Meet Dr. Nancy Schoenborn, Co-Director of the Stakeholder Engagement Core at JH AITC. By day, she serves as an Associate Professor of Medicine at the Johns Hopkins School of Medicine. Dr. Schoenborn's research is twofold: within JH AITC, she focuses on identifying key priorities that AI should target to benefit older adults. Outside of JH AITC, her work centers on decision-making and communication with older adults to promote patient-centered care. Notably, she has been recognized for her contributions to the field, receiving the Outstanding Junior Investigator of the Year award from the American Geriatrics Society in 2019, and her research has been funded by organizations such as the National Institute on Aging and the American Cancer Society. Join us as we explore how Dr. Schoenborn is ensuring that stakeholder voices are not only heard, but are integral in shaping the future of AI in geriatric care.
#1 - Can you share with us a little about your work or research?
As Co-Director of the Stakeholder Engagement Core, we have several research projects ongoing to better understand what are the most important priorities that AI should be targeting. Outside of my role for JH AITC, I study decision-making and communication with older adults to promote patient-centered care.
#2 - What initially drew you to this intersection of AI, AgeTech, aging, and dementia? Is there a personal story or motivation behind your commitment to this field?
I see older adults with and without dementia regularly in my clinical practice. I see the joy and strength as well as the needs and challenges. As my research focuses on patient-centered care and understanding patient preferences and priorities, I became interested when the opportunity came along to make sure stakeholder voices are heard in leveraging AI to promote older adults' health and well-being.

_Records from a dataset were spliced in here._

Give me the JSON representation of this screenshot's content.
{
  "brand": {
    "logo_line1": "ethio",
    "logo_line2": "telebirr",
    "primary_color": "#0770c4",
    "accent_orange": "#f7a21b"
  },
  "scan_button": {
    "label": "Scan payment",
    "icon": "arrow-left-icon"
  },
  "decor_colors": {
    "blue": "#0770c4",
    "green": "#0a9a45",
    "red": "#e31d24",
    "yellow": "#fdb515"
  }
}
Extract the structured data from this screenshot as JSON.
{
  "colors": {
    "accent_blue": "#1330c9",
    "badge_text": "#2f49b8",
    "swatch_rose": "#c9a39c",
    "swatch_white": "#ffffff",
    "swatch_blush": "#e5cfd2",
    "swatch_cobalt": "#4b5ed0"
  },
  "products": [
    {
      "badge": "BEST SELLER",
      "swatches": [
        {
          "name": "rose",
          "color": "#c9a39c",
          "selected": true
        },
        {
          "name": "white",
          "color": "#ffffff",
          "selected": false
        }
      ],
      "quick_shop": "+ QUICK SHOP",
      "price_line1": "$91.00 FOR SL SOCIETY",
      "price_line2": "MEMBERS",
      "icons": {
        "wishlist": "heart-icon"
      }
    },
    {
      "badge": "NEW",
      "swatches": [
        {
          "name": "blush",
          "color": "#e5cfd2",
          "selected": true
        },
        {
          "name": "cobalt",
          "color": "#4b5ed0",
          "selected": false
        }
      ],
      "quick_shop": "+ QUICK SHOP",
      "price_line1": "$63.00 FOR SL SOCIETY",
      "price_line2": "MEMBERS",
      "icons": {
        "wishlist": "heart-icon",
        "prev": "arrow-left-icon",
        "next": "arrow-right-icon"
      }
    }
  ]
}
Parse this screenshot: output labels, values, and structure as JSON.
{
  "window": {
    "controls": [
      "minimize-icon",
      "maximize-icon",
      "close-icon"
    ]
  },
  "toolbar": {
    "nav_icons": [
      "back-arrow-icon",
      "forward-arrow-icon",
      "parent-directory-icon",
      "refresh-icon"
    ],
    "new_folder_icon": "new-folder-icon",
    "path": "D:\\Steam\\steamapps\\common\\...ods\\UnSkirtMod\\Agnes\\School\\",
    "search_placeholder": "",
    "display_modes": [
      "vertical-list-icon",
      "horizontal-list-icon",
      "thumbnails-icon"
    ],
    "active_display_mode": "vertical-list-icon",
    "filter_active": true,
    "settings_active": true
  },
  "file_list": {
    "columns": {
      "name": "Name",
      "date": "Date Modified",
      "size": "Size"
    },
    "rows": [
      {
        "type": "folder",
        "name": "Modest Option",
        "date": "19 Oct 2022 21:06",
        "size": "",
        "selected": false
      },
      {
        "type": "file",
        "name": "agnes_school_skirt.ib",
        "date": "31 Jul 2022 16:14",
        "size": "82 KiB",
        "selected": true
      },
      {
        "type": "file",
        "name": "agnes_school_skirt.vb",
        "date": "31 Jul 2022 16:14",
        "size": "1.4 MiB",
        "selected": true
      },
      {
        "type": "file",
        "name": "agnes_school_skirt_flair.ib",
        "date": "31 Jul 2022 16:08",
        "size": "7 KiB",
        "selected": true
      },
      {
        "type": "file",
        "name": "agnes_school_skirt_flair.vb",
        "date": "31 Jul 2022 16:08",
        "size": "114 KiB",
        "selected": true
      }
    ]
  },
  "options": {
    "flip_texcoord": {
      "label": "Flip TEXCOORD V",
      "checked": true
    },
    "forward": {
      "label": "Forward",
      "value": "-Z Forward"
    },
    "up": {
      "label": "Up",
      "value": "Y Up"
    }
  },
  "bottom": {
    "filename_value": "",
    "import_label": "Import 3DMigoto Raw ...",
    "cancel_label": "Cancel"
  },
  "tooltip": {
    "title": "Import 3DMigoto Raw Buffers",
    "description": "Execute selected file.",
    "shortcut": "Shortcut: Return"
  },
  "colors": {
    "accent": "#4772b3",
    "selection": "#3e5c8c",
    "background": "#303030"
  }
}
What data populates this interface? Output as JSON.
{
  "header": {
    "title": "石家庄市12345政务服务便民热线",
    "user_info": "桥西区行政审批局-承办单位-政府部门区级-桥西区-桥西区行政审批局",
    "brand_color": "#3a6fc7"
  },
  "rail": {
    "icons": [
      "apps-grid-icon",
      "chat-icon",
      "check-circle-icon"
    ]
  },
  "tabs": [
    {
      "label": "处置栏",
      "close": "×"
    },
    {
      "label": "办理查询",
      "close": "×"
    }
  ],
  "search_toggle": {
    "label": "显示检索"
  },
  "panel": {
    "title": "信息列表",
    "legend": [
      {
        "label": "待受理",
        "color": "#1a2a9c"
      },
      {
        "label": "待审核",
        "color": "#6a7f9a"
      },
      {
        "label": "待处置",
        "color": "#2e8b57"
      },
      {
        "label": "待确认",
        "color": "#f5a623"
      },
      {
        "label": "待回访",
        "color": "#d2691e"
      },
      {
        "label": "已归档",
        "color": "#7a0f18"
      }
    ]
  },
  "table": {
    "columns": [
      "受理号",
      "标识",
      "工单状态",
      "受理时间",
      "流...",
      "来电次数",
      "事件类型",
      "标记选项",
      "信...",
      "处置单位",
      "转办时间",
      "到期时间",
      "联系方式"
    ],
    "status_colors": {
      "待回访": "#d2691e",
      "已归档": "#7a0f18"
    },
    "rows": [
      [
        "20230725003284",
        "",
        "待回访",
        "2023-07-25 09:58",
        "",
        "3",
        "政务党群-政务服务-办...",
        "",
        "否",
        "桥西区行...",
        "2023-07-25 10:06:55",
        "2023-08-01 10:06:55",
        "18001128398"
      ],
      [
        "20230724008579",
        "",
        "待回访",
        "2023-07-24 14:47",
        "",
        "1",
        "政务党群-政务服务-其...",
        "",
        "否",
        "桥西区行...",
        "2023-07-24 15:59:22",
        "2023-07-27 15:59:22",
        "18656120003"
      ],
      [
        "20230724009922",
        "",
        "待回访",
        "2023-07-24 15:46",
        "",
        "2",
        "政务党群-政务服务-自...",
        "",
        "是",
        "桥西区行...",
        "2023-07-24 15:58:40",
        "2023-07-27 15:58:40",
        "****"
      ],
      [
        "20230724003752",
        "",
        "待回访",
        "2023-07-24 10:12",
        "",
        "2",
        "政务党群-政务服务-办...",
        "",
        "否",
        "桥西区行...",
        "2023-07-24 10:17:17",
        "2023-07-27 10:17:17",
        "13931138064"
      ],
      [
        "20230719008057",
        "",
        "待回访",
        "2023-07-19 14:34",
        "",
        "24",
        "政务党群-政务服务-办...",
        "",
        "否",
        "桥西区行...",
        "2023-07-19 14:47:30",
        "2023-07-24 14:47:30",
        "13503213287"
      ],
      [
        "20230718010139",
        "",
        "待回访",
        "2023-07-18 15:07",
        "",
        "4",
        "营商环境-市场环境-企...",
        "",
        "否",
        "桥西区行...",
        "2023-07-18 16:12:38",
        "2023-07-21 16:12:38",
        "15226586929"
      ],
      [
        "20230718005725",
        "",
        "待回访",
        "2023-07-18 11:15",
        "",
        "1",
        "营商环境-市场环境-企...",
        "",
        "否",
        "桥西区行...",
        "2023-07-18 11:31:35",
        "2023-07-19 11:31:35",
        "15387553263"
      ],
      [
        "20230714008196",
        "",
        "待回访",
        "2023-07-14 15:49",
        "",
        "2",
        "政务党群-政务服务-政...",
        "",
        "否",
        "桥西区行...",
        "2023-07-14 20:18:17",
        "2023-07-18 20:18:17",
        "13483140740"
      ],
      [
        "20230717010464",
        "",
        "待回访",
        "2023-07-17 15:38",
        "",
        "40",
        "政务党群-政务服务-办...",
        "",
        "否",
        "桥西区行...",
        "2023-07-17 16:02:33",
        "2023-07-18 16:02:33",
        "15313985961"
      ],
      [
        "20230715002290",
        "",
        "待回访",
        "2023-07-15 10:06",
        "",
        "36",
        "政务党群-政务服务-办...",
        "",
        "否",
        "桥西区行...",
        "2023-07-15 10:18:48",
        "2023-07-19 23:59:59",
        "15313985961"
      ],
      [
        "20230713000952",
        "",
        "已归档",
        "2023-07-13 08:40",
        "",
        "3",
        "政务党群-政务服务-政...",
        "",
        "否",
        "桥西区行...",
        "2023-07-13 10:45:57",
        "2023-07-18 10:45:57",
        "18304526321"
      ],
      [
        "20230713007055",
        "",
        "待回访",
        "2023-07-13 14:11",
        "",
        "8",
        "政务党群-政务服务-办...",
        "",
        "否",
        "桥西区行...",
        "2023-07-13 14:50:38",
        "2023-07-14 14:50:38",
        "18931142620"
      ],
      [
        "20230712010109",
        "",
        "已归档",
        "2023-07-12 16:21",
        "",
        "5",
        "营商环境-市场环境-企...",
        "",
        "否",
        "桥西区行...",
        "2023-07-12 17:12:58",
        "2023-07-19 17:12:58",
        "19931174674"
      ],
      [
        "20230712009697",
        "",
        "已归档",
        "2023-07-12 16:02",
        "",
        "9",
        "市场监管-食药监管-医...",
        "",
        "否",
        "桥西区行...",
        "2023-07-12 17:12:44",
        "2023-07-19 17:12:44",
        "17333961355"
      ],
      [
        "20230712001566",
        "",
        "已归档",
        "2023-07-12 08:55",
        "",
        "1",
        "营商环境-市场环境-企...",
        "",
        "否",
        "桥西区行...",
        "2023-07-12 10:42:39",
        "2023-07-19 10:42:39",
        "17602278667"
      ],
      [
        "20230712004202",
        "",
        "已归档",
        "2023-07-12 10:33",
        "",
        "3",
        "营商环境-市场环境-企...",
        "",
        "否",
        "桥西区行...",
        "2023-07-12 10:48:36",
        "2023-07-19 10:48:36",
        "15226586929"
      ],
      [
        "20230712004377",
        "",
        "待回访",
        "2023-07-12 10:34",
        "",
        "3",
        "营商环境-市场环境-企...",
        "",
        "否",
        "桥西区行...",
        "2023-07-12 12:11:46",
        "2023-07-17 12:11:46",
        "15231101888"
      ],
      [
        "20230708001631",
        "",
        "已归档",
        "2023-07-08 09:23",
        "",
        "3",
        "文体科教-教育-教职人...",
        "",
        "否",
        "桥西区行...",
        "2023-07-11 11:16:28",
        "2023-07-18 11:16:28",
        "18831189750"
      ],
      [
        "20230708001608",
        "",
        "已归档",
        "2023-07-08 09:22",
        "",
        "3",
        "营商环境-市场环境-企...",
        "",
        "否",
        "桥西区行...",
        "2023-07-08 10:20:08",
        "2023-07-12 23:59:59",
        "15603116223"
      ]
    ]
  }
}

#3 - In your view, where is the biggest gap in the current landscape of aging and dementia research and care, and how can AI and emerging technologies help bridge this?
There are lots of gaps and challenges, but the top three issues are caregiver support, especially for those who care for patients with dementia; care coordination across all settings and provider types; and maintaining safety at home without intruding on one's independence.
#4 - Any words of wisdom for budding startups or researchers eager to dive into the AI and AgeTech space?
Please, please talk to the end users at the earliest stage of design—talk to the patients, the caregivers, and the frontline clinicians who will use the technology. This increases the relevance and uptake of the product tremendously if you understand from step one what are the needs and what are the barriers to technology adoption.
#5 - Outside of the lab or office, what’s a hobby or activity you're passionate about?
I love to bake and cook; it's a relaxing activity that is naturally productive and creative at the same time.